Pick the lines holding the string "JSON" out of the records and copy them.

● **Items from an interface collection**:
BEGIN
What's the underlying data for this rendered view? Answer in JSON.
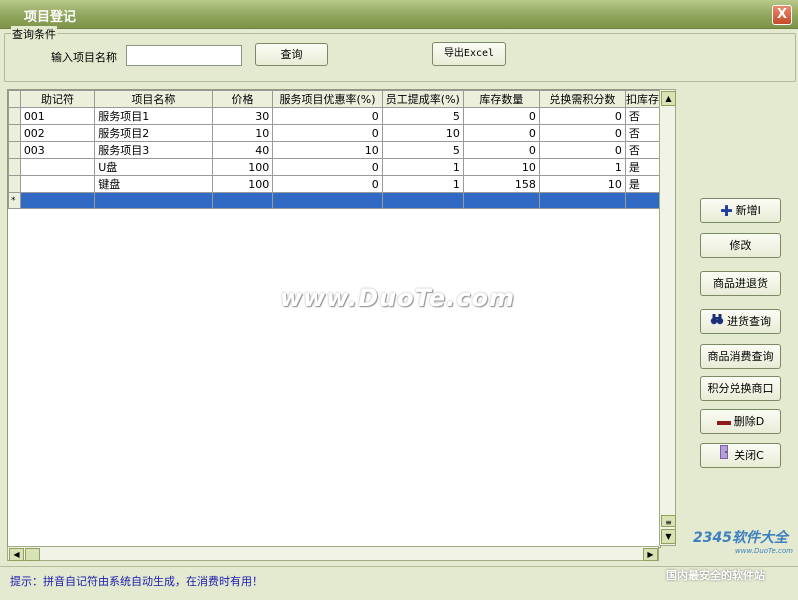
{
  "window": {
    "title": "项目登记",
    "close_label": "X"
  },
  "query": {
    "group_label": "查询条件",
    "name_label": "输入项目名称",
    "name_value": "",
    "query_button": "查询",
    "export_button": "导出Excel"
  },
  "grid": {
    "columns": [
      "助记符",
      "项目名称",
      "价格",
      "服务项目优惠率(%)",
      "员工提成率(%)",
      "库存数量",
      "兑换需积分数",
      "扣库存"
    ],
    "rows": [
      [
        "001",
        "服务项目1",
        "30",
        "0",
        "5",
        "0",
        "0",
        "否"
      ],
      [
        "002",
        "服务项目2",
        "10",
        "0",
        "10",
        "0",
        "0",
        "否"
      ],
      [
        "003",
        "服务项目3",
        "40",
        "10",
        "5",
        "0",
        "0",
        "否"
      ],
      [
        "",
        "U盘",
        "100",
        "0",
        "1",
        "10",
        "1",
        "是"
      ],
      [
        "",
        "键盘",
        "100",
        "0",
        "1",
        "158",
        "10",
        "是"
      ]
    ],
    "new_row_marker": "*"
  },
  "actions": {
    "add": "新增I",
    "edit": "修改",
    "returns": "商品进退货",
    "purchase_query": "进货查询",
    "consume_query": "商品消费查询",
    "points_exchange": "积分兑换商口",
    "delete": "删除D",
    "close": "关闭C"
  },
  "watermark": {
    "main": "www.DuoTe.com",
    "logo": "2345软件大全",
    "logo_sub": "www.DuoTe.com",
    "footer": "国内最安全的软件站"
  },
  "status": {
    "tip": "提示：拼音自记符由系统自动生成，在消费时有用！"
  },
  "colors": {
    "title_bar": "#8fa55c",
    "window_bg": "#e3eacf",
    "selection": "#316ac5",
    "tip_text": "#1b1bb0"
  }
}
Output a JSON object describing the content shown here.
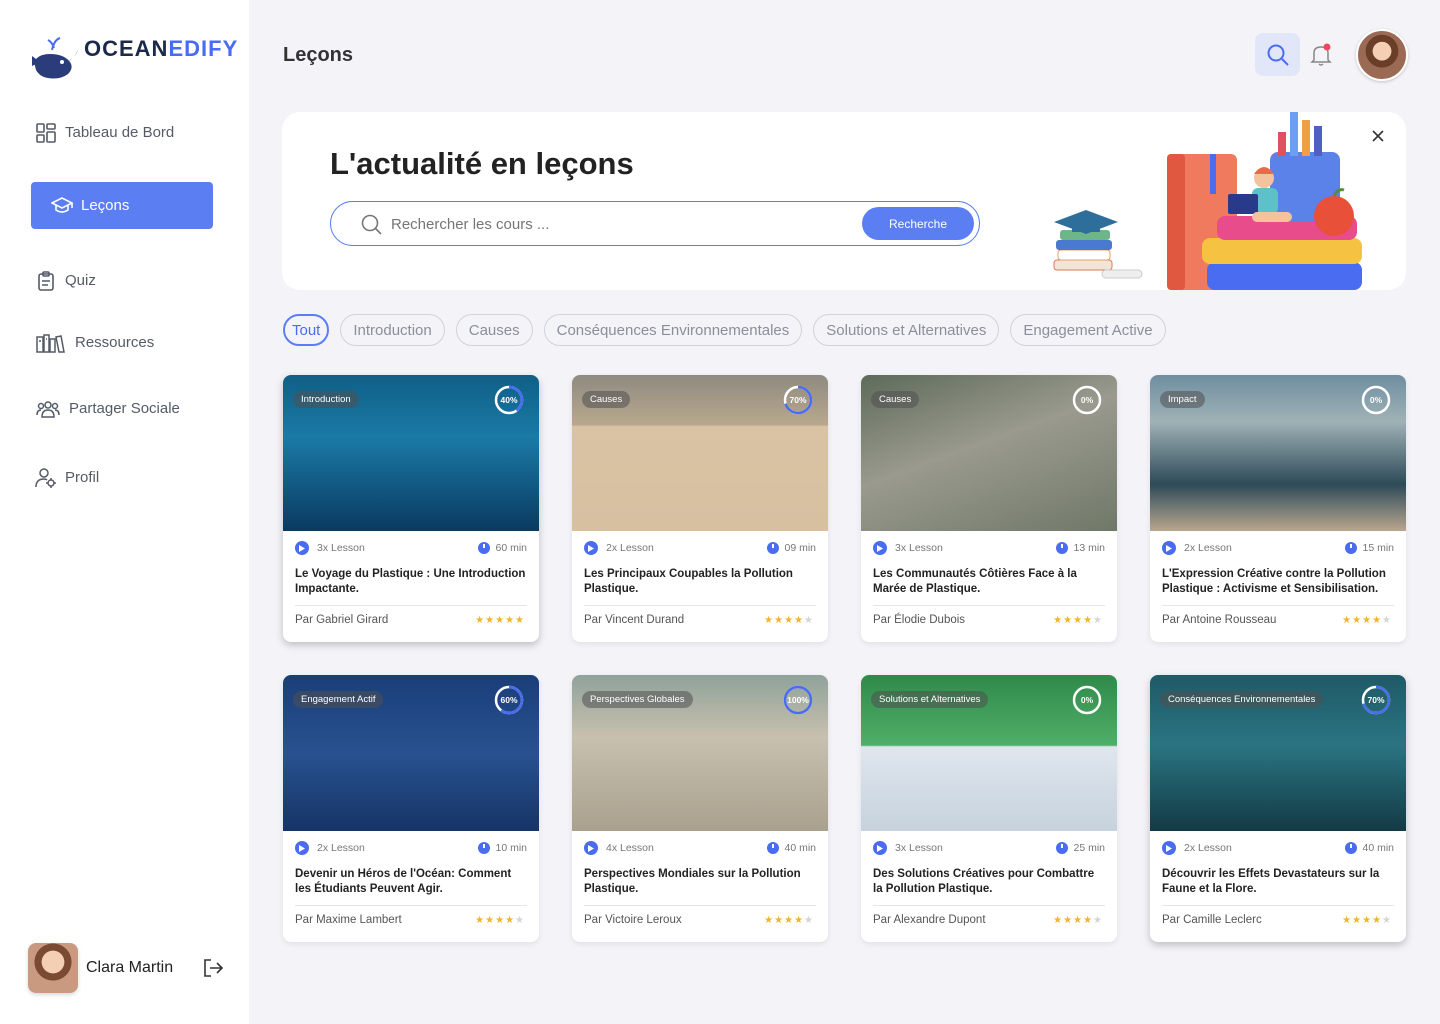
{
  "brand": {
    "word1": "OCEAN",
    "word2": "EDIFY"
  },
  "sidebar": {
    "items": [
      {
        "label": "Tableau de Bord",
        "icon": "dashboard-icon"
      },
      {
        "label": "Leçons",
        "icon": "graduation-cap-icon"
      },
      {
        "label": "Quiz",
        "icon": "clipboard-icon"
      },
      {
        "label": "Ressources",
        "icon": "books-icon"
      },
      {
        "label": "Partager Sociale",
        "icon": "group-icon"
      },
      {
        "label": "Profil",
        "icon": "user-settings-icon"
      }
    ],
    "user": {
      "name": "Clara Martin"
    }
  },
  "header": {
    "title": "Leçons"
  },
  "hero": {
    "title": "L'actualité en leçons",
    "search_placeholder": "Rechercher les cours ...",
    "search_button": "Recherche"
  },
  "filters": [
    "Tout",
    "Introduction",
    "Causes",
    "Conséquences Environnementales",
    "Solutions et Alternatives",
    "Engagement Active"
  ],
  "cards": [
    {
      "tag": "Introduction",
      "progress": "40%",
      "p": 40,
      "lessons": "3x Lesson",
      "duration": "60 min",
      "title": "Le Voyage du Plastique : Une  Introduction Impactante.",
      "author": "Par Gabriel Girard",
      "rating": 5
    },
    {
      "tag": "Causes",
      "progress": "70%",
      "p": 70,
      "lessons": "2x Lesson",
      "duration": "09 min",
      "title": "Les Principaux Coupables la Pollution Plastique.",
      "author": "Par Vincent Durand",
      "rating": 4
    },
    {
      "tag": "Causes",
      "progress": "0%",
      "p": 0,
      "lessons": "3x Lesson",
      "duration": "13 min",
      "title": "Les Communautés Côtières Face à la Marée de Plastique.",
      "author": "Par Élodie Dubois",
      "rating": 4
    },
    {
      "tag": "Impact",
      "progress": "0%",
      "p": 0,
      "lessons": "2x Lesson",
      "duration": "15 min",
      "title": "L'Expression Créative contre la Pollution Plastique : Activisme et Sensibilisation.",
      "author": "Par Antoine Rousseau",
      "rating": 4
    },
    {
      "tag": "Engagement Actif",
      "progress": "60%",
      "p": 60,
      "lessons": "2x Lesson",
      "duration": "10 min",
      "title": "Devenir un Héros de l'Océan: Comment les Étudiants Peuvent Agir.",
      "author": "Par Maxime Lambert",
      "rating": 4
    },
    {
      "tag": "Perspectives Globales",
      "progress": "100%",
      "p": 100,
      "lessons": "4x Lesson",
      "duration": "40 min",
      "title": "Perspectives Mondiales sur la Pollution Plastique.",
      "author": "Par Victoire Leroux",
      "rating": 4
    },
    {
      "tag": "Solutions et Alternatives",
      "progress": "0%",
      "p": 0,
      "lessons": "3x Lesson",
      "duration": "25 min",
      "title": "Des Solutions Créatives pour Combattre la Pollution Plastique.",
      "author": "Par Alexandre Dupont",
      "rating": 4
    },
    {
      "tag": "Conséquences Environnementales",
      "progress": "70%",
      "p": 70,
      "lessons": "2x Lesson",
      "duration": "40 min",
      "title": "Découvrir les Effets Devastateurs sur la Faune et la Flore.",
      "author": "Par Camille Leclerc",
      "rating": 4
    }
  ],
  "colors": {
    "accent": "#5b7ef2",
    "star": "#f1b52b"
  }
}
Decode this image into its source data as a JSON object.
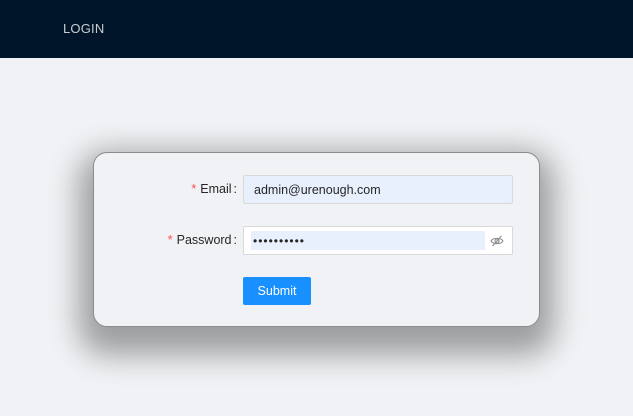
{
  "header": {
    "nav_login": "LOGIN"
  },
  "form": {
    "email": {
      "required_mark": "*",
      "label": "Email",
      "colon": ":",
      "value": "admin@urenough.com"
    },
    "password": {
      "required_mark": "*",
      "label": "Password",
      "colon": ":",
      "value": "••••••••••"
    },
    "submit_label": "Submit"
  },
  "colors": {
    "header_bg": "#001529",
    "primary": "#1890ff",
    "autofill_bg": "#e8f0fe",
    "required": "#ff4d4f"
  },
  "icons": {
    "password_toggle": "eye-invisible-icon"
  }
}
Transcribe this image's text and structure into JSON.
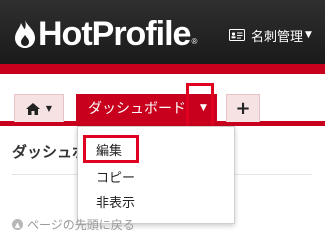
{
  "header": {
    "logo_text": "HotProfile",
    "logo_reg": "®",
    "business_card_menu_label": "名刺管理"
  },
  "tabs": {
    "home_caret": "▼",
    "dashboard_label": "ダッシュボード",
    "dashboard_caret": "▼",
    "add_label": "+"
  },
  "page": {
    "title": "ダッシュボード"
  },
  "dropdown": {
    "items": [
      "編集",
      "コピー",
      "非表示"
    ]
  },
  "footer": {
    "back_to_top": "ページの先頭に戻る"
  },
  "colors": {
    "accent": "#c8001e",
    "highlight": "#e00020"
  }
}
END
● **FINISHED EXERCISE**:
What's the underlying data for this rendered view? Answer in JSON.
Output a JSON object describing the content shown here.
Decode this image into its source data as a JSON object.
Transcribe this image's text and structure into JSON.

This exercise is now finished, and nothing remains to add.